This resources provides a clear and easy-to-follow introduction to pressure in liquids. The resource is well supported by a simple demonstration of water coming out of three holes in a container, where the holes are spaced out evenly along a vertical line. By the end of the lesson, students should be secure in their understanding that liquid pressure increases as depth increases and the science behind why some objects float whilst others sink.

This resource encourages students to look beyond our world and out into the universe. They will investigate its features, the role of gravity, and the vast distances between structures making up the Universe. They will consider what the significance is of star colour and temperature and what is the predicted life cycle of a star. They will research what the scientific understanding is of the origin of the Universe and what evidence supports the Big Bang theory. They could also consider how technology has advanced scientific understanding of the Universe and what will be the impact of emerging projects.

This fun, creative and easy-to-use resource introduces the equation for density and includes practice questions for students to answer.

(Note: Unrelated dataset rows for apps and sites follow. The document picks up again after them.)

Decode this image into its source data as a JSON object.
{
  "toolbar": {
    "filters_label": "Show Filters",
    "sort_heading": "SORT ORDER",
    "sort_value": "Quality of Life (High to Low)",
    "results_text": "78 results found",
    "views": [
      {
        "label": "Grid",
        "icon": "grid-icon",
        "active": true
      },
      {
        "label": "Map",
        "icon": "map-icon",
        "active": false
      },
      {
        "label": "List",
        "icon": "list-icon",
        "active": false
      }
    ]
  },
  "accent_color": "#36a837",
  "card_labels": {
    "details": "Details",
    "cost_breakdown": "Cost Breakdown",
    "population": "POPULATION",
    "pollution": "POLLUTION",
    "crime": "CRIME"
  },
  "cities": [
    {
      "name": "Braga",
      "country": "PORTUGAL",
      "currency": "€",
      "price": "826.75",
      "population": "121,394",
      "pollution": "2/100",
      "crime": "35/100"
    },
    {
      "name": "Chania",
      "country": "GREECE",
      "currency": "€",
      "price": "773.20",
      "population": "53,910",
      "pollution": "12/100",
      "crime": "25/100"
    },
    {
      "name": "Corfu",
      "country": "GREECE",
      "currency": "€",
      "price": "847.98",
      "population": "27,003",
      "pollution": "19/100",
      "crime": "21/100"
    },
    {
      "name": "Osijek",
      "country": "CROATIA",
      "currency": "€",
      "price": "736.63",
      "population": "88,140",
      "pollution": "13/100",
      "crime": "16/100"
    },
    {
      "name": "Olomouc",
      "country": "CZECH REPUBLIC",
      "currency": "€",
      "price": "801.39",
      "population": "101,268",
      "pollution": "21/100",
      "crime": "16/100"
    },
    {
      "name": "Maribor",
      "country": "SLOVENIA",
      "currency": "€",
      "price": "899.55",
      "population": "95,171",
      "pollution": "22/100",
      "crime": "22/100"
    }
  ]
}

It also includes a useful visual to help students understand why some objects float whilst others sink and invites students to carry out their own research on Archimedes.

This resource provides an incredibly useful visual aid for the topic of ‘colours of light’. It covers everything from refraction and dispersion, to colour filters and explanations for why objects appear differently in different colours of light.

This resource introduces circuit symbols and scientific diagrams of electrical circuits. It includes a series of short activities to test student knowledge and understanding of the topic.

This resource introduces moments as the turning effect of a force, the equation for calculating moments, and the law of moments. It includes several questions for students to complete, to help ensure a secure understanding of the knowledge.

This resource introduces the speed, distance, time equation, distance-time graphs and speed-time graphs. It includes a series of questions for students to answer and graphs for students to draw. It also introduces how average speed is calculated and plotted on a graph.